  • Express yourself!

    In these fluid, changeable, unprecedented times, the need for clear and effective internal communications is more important than ever. Indeed, with so many people now working from home, even the term ‘internal communications’ is taking on a new meaning.

    It’s not just that with a dispersed workforce there is a greater reliance on formal channels of communication. With no water-cooler moments, the office grapevine is less effective and there is a danger that some colleagues will miss out on things they need to know. To keep your teams strong, you need to put extra effort into keeping up the flow of information.

    Everything that you would normally do – internal newsletters, Friday morning scrum sessions, the company intranet, team meetings – needs to be framed to take account of the fact that some people will be in the office and hearing things first hand and others will be at home. And some may still be furloughed. It’s vital that the same message goes out to everyone at the same time, so that no-one feels left out and none are favoured over the rest.

    And that communication needs to be in both directions. Avoid the bunker mentality. It’s very easy in stressful times with so many decisions and policies needing to be developed, to forget that your staff will have valuable insights and input to make. Ask their opinions, make them feel part of your organisation’s response to the Covid-19 crisis.

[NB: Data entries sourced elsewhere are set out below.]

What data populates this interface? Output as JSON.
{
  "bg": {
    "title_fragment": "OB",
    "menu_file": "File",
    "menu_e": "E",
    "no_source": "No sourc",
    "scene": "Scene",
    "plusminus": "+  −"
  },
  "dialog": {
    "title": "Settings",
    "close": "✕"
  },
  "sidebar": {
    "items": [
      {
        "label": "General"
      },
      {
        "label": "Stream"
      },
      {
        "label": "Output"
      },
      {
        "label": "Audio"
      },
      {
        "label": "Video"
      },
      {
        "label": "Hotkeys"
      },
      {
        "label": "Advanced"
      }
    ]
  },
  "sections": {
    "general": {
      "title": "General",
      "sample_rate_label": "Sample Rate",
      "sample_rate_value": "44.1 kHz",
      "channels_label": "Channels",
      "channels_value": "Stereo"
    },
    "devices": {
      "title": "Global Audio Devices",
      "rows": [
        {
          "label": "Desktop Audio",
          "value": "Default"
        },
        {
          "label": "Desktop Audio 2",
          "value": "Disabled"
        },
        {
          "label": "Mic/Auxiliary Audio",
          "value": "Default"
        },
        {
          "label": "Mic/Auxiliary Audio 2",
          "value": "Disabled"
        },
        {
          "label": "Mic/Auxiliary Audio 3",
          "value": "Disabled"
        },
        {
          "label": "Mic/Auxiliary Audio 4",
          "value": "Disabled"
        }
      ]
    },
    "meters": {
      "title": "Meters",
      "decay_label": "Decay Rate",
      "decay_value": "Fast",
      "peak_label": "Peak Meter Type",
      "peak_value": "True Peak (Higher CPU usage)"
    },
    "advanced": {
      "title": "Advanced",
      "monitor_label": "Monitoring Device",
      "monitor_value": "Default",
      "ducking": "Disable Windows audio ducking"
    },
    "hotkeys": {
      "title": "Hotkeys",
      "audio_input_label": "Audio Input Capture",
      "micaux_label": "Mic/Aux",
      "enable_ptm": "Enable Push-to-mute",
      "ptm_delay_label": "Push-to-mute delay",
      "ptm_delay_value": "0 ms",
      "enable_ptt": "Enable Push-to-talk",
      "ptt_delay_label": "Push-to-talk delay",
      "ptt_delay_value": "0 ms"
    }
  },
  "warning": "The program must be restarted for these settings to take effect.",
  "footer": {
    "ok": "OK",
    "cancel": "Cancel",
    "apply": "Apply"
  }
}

    Remember that staff will be feeling anxious, concerned for themselves and their colleagues, and the future of the business. Therefore, it is essential to keep control of your internal communication process. Encourage engagement and participation, yes, but make sure that the core messages are clear and unambiguous. The language needs to be simple and direct. Don’t fudge the message in order to try and soften the impact. Whatever your policies to safeguard staff and drive your organisation forward, you need to make sure that everyone knows what they are and what is expected of them.

    This is an opportunity to create strong and lasting bonds within your organisation. Internal communications done well is an expression of a company’s culture, values and personality.

     So go ahead and express yourself.

  • PR campaign? Just send a press release.

    Image of keyboard with press release button

    Except that it’s not as simple as that. In fact, is sending a one-off press release ever a good idea?

    In general, no. You wouldn’t expect a single tweet from a Twitter account with no followers to gain much traction. Well, neither will a PR campaign that consists of a single press release (or a sporadic series of releases) sent to journalists who have never heard of you or your company. Even if you use a wire service the best you can hope for is that your news will be posted on a few obscure news sites.

    Unless, of course, the subject really is breaking news. But then you need to be engaging more directly with the media anyway.

    Journalists and news sites receive thousands of releases every day. In sifting through that digital mountain, they are only likely to pick out stories from sources they already know and trust not to waste their time. Effective press campaigns depend on building relationships with editors, and that can’t be done overnight.

    That said, every PR programme has to start somewhere. A targeted release, followed up promptly and individually, can serve as an introduction to the key publications you want to reach. It’s far better to send your release to one editor with whom you have established a rapport than issuing it indiscriminately. (See our Acorns press release package for an example of how limited distribution can achieve results).

    Having sent your release, make sure you follow it up with another – soon. Just as an active social media presence conveys the impression of a dynamic, engaged organisation, so does a series of frequent news updates.

    Now you have introduced yourself, you need to continue the conversation. And that’s really what a PR campaign is.